Portal 2 came out recently and already the industry is already giving positive reviews. My opinion is still out on how accurate on how these magazines and media outlets are getting this information or it’s their own opinion. For one thing every time something comes out that you have to pay 20 dollars and over, PC Gamer seems to be like “OMG this is nice. Game Of The Year, published April 2011”. This infuriates me considering how one sided that big coin is, imagining someone behind a desk making probably 50 grand a year just to say “Game Of The Year” for the next 365 days or until award season is out.
In my opinion, I don’t follow large outlets and use my own personal experience to rate games. However I always put down a small disclaimer as part of my opinion so people know “this guy likes this type of play style and genre so he’s rating from his perspective” rather than “is it really that good? I’ll take a chance”. For the most part most of my reviews are within circles of people and it’s usually pretty honestly on engine utilization, controls and overall content. I’m well focused into mechanics and story since most games now lack highly such making a cookie cutter game. I would give a few examples but it would cause backlash from some large groups of fanatics (-cough- Call Of Duty, Medal Of Honor, Battlefield –cough-), nonetheless the ratings and raving reviews from a professional level seem more from a fan boy than from a critic. Have you ever heard of a negative game review? Probably haven’t since people want to sensationalize every review so the companies can suck you out nice and hard; not in a good way.
To my fellow players and bloggers if you are reviewing games on your WordPress, Youtube, newpaper articles and every piece of media; this is a plea to use better phrases to not generalize reviews like it’s good for all ages or for just something to pull out so everyone can read it then buy it Make the reader think about and consider it for themselves and not just tell them. Such language in certain articles is how you put down “Game Of The Year” and other similar abstract phrases. If it’s April, you can’t whip it out and say “Game Of The Year”. This probably not unlikely to impossible. Say this only if it’s the last month of the whole damn year.

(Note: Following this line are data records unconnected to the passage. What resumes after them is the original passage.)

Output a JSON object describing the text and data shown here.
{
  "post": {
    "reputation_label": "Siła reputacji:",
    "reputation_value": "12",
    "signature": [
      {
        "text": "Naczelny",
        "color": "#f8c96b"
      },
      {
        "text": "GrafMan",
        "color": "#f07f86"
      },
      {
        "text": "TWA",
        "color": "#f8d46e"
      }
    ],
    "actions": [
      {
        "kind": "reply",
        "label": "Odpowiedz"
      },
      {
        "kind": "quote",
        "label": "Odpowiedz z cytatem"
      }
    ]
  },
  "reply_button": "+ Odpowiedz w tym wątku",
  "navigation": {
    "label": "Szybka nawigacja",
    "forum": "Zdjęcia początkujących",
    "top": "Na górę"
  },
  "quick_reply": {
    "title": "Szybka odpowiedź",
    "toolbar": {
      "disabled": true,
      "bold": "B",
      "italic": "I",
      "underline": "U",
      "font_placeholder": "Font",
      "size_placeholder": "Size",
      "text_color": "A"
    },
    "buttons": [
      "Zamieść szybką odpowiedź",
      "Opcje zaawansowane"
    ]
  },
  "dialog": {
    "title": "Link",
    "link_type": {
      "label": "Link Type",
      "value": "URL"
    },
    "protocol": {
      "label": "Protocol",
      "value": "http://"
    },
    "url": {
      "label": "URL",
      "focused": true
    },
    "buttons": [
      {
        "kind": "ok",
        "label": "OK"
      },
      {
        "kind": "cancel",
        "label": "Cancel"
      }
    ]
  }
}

This goes for “Month”, “Day”, and “Of All Time” (I’m talking to those people who like to follow the shoes of Kanye West). “Of All Time” may only be appropriate if you absolutely are going to die within 48 hours or an apocalypse will doom all electronic media and you want to just let it all out. Secondly and yes, I’m not done yet. When you write a frickin’ review, put down “in my opinion” or “I think” since a review is mostly an opinion piece unless you are just breaking down the game into it’s artistic elements. If you don’t know what art is, visit a gallery; I implore you so to view actual art to understand it. Also introduce yourself to the read as what kind of gamer you are; “I’m in it for the visual appeal”, “I like games that are very team based involving communication and such”, “The fast paced action is really appealing to me and thus why I like this game”. On top of that, explain why and back it up with stuff from the game no matter how detailed you have to get into the game whether it is a specific area of the game or the story; whatever it is, back it up. Finally, don’t repetitive put down “best game ever” since it shows no class and no recognition of a good game in the point of a review or critic since “best game ever” is neither an opinion or a method of backing up anything except your lack of understanding of such matters. Using it is like reverse levelling in World Of Warcraft; I know it’s not possible, but that’s what it is if you say it.
If you are from marketing for one of those big game companies, unfortunately this is truth. Even truthfully saying, you really have no choice but to put it up as a catch. For that, I pity you greatly. My recommend you release a demo and let players take a crack at it and maybe you would see some more interesting views on your product. Also for those who don’t follow reviews and go from what you know as a player and rebel against such atrocious reviews, I admire you for defying the odds into buying games that are worth playing; that is overall legendary in this industry and you have my respect as one of those people. To everyone, just think critically when you buy games. You are the bottom rung that supports both crap and golden games; when you buy, you are support more than just your favourite game. You are supporting how they are operating and how they’re taking the game and industry. You are unofficially buying into something that may turn out a dud or complete genius; this genius is either making a good game or robbing your gullible ass every 70-80 dollars per month. In short, if you buy; buy for yourself and not because a review said it was good. “Because they said it’s game of the year” or “it’s good because of this guy saying it so” is the equivalent of that very reviewer with shovel in hand taking pleasure into burying your head in the sand.
As for Portal 2, I recommend a try on the original. If you like the first one because of the mechanics and story appeal as a interactive narrative of a troubled AI, think about getting the second one. It might not be “Game of the Year” material, but the new characters introduced to you kind of play parody on the success of the original character. Still a FPP (First Person Puzzler), but with a tad more with the new Source engine that seems to be the same one from Left 4 Dead and it’s successor. Definite try only if you played the first; otherwise, try the first for the sake of wondering what happened.
Peace out folks, until next weeks instalment. As always, raving or raging this article? Feel free to leave a bit of something here. Maybe I’ll get back to you if it’s good. Also, I’m kind of filtering out spam. But as long as I know you’re blog is legitimate, you won’t be marked down for spam (I’m looking at you, people with “enhance your Facebook/MySpace with backgrounds”).